We have been so moved by all the support we have received for Painting Peace, our project to help rescue, clothe, feed, educate, and reform child soldiers. The generous donations we have received will change lives. Friends, family, coworkers, local businesses, and even children, have rallied around the cause. One donation that came in today, particularly impressed us. We think you will give it a “thumbs up,” as well. Meet Sheri Sveen. Sheri, a smoker of many years, has recently decided that it’s time to quit. As an important part of her resolve, she gives the money she saves on tobacco products to a charitable cause. The most recent cause she has chosen to support is our painting peace campaign. Sheri is making a big difference in her own life as well as helping to take kids in Liberia off the street, feed them, educate them, and break their addictions. We are inspired by her effort and would like to offer her our sincerest thanks for her support. Sheri, you are awesome!
No Smoking, No Stealing, and No Fighting are rules for the men in the J.A.V. (Journey Against Violence) program. Their Former General, Joshua Milton Blahyi started the program for the men who fought for him as his warriors as young boys. J.A.V. is designed to give these men skills, structure, and purpose so that they can become contributing members of a new nonviolent society. Educational programs such as J.A.V. are essential to help transform the West African people and prepare them to create a better lifestyle.
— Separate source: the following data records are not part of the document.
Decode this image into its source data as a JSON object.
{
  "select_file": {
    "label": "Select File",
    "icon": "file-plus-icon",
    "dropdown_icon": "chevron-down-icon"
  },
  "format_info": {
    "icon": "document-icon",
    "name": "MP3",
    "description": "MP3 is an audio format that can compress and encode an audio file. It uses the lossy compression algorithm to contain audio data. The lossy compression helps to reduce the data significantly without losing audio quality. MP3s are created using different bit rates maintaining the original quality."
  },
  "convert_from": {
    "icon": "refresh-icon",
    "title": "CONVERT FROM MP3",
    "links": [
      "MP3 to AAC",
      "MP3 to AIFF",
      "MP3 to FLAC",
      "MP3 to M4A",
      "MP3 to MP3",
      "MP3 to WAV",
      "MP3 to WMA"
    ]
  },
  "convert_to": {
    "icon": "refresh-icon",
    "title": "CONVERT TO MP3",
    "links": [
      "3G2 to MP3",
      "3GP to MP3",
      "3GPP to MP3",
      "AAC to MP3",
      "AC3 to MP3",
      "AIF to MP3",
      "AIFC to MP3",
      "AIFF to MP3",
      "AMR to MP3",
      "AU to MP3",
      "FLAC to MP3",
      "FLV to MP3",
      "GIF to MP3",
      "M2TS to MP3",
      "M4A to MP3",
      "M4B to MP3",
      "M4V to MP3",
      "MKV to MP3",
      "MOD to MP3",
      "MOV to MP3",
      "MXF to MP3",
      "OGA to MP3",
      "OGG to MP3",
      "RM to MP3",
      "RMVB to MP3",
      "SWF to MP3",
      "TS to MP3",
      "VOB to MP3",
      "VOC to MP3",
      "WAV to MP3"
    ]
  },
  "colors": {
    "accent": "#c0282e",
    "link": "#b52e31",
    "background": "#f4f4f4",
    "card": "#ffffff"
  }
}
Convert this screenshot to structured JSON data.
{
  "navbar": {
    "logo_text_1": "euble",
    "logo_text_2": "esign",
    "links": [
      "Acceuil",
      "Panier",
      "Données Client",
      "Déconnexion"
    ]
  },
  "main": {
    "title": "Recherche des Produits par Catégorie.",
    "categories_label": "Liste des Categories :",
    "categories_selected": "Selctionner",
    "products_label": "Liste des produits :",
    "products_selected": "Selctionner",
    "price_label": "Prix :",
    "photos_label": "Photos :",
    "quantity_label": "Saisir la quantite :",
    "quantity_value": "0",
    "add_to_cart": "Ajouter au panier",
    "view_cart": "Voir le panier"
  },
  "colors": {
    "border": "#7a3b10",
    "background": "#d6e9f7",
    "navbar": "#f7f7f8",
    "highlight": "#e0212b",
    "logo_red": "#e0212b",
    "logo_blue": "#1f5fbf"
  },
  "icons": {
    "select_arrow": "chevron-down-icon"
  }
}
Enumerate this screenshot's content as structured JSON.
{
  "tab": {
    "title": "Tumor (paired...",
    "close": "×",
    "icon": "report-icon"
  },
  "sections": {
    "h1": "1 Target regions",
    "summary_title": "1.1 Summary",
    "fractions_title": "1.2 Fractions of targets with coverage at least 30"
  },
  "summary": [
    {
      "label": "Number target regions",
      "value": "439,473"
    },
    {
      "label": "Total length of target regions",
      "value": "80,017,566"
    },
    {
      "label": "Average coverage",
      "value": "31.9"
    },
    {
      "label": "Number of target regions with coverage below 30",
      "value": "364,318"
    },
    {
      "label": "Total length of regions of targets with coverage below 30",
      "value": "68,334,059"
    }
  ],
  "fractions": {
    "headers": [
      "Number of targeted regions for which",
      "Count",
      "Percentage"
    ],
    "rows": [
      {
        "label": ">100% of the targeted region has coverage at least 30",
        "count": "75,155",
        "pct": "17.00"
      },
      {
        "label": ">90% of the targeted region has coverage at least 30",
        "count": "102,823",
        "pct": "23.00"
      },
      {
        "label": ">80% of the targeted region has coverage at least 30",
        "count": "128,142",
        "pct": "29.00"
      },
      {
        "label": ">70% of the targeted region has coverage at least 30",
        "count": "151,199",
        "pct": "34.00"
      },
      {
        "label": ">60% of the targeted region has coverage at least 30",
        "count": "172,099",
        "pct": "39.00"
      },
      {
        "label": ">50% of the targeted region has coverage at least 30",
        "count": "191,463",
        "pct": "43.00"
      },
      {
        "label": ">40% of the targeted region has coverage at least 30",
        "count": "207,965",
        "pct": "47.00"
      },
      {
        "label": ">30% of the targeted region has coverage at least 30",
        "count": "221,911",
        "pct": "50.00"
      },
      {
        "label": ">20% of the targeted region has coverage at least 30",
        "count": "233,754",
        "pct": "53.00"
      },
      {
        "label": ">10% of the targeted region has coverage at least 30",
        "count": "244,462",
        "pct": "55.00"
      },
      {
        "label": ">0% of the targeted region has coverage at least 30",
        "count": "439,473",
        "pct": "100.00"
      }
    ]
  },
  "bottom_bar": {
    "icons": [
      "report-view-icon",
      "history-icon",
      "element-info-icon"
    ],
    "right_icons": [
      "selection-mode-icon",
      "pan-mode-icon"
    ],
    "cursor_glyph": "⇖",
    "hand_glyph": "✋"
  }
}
When Mitch and the Sahbu team visited the program, they were impressed by its impact! Watch as Mitch explains how he became compelled to support their cause.